#### TRY IT
Write the data out again in full, with no departure from the original.

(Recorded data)
'''

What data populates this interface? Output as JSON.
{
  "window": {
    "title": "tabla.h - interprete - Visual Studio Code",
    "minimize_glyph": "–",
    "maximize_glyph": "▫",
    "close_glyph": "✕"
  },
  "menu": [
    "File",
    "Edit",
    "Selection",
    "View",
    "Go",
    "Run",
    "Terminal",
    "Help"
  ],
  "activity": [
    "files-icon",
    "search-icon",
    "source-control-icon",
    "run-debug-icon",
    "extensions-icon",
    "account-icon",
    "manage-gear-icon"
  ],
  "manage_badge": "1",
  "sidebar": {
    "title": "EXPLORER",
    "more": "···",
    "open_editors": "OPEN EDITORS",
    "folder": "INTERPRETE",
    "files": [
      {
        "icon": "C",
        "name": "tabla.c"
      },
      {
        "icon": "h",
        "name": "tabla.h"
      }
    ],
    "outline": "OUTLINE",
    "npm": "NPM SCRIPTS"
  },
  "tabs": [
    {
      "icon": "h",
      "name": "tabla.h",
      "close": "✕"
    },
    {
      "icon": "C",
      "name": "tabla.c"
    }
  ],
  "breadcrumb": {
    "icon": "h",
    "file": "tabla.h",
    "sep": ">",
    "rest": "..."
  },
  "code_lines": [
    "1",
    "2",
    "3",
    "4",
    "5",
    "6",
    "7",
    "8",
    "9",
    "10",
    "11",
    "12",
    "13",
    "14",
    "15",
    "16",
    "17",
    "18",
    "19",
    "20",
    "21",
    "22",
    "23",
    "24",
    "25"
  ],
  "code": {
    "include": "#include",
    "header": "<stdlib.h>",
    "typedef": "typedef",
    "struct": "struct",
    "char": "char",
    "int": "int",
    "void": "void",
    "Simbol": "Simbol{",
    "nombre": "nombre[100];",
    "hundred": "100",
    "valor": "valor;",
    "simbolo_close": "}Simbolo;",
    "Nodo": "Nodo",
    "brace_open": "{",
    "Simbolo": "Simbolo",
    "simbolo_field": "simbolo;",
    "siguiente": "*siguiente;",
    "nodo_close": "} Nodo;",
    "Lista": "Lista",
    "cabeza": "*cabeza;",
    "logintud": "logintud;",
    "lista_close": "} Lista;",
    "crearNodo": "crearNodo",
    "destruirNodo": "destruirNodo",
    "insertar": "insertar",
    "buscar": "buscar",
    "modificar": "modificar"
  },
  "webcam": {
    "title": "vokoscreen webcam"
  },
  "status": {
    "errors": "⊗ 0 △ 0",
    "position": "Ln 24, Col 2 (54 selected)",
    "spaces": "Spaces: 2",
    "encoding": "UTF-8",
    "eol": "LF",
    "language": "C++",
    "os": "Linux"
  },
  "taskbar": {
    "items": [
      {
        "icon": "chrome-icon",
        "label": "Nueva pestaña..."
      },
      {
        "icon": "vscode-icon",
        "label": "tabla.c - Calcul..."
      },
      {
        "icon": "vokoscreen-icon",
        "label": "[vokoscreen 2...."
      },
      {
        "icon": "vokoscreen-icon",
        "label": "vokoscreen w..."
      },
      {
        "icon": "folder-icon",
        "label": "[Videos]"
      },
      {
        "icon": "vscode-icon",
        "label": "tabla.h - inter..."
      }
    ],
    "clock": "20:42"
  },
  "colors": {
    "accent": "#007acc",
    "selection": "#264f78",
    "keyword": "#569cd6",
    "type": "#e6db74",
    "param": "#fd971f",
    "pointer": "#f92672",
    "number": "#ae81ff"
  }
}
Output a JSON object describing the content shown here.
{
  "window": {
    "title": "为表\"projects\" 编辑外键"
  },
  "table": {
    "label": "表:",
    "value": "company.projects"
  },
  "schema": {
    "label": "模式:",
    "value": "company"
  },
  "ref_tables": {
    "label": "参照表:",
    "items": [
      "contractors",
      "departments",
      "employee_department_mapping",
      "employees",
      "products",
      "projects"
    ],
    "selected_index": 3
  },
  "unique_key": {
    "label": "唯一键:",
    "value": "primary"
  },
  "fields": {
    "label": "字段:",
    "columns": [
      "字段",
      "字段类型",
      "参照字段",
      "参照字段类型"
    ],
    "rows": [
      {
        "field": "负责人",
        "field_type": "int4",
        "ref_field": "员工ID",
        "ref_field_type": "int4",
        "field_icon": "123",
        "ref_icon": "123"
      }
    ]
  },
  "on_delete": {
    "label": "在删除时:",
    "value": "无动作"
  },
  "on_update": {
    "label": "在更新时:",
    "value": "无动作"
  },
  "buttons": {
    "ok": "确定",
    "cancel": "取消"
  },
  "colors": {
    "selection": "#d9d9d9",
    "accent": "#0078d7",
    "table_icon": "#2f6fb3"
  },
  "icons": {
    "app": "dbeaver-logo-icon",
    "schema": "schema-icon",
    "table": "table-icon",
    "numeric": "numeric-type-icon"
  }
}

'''

#### RESPONSE TO THE TASK
What data populates this interface? Output as JSON.
{
  "window": {
    "title": "tabla.h - interprete - Visual Studio Code",
    "minimize_glyph": "–",
    "maximize_glyph": "▫",
    "close_glyph": "✕"
  },
  "menu": [
    "File",
    "Edit",
    "Selection",
    "View",
    "Go",
    "Run",
    "Terminal",
    "Help"
  ],
  "activity": [
    "files-icon",
    "search-icon",
    "source-control-icon",
    "run-debug-icon",
    "extensions-icon",
    "account-icon",
    "manage-gear-icon"
  ],
  "manage_badge": "1",
  "sidebar": {
    "title": "EXPLORER",
    "more": "···",
    "open_editors": "OPEN EDITORS",
    "folder": "INTERPRETE",
    "files": [
      {
        "icon": "C",
        "name": "tabla.c"
      },
      {
        "icon": "h",
        "name": "tabla.h"
      }
    ],
    "outline": "OUTLINE",
    "npm": "NPM SCRIPTS"
  },
  "tabs": [
    {
      "icon": "h",
      "name": "tabla.h",
      "close": "✕"
    },
    {
      "icon": "C",
      "name": "tabla.c"
    }
  ],
  "breadcrumb": {
    "icon": "h",
    "file": "tabla.h",
    "sep": ">",
    "rest": "..."
  },
  "code_lines": [
    "1",
    "2",
    "3",
    "4",
    "5",
    "6",
    "7",
    "8",
    "9",
    "10",
    "11",
    "12",
    "13",
    "14",
    "15",
    "16",
    "17",
    "18",
    "19",
    "20",
    "21",
    "22",
    "23",
    "24",
    "25"
  ],
  "code": {
    "include": "#include",
    "header": "<stdlib.h>",
    "typedef": "typedef",
    "struct": "struct",
    "char": "char",
    "int": "int",
    "void": "void",
    "Simbol": "Simbol{",
    "nombre": "nombre[100];",
    "hundred": "100",
    "valor": "valor;",
    "simbolo_close": "}Simbolo;",
    "Nodo": "Nodo",
    "brace_open": "{",
    "Simbolo": "Simbolo",
    "simbolo_field": "simbolo;",
    "siguiente": "*siguiente;",
    "nodo_close": "} Nodo;",
    "Lista": "Lista",
    "cabeza": "*cabeza;",
    "logintud": "logintud;",
    "lista_close": "} Lista;",
    "crearNodo": "crearNodo",
    "destruirNodo": "destruirNodo",
    "insertar": "insertar",
    "buscar": "buscar",
    "modificar": "modificar"
  },
  "webcam": {
    "title": "vokoscreen webcam"
  },
  "status": {
    "errors": "⊗ 0 △ 0",
    "position": "Ln 24, Col 2 (54 selected)",
    "spaces": "Spaces: 2",
    "encoding": "UTF-8",
    "eol": "LF",
    "language": "C++",
    "os": "Linux"
  },
  "taskbar": {
    "items": [
      {
        "icon": "chrome-icon",
        "label": "Nueva pestaña..."
      },
      {
        "icon": "vscode-icon",
        "label": "tabla.c - Calcul..."
      },
      {
        "icon": "vokoscreen-icon",
        "label": "[vokoscreen 2...."
      },
      {
        "icon": "vokoscreen-icon",
        "label": "vokoscreen w..."
      },
      {
        "icon": "folder-icon",
        "label": "[Videos]"
      },
      {
        "icon": "vscode-icon",
        "label": "tabla.h - inter..."
      }
    ],
    "clock": "20:42"
  },
  "colors": {
    "accent": "#007acc",
    "selection": "#264f78",
    "keyword": "#569cd6",
    "type": "#e6db74",
    "param": "#fd971f",
    "pointer": "#f92672",
    "number": "#ae81ff"
  }
}
Output a JSON object describing the content shown here.
{
  "window": {
    "title": "为表\"projects\" 编辑外键"
  },
  "table": {
    "label": "表:",
    "value": "company.projects"
  },
  "schema": {
    "label": "模式:",
    "value": "company"
  },
  "ref_tables": {
    "label": "参照表:",
    "items": [
      "contractors",
      "departments",
      "employee_department_mapping",
      "employees",
      "products",
      "projects"
    ],
    "selected_index": 3
  },
  "unique_key": {
    "label": "唯一键:",
    "value": "primary"
  },
  "fields": {
    "label": "字段:",
    "columns": [
      "字段",
      "字段类型",
      "参照字段",
      "参照字段类型"
    ],
    "rows": [
      {
        "field": "负责人",
        "field_type": "int4",
        "ref_field": "员工ID",
        "ref_field_type": "int4",
        "field_icon": "123",
        "ref_icon": "123"
      }
    ]
  },
  "on_delete": {
    "label": "在删除时:",
    "value": "无动作"
  },
  "on_update": {
    "label": "在更新时:",
    "value": "无动作"
  },
  "buttons": {
    "ok": "确定",
    "cancel": "取消"
  },
  "colors": {
    "selection": "#d9d9d9",
    "accent": "#0078d7",
    "table_icon": "#2f6fb3"
  },
  "icons": {
    "app": "dbeaver-logo-icon",
    "schema": "schema-icon",
    "table": "table-icon",
    "numeric": "numeric-type-icon"
  }
}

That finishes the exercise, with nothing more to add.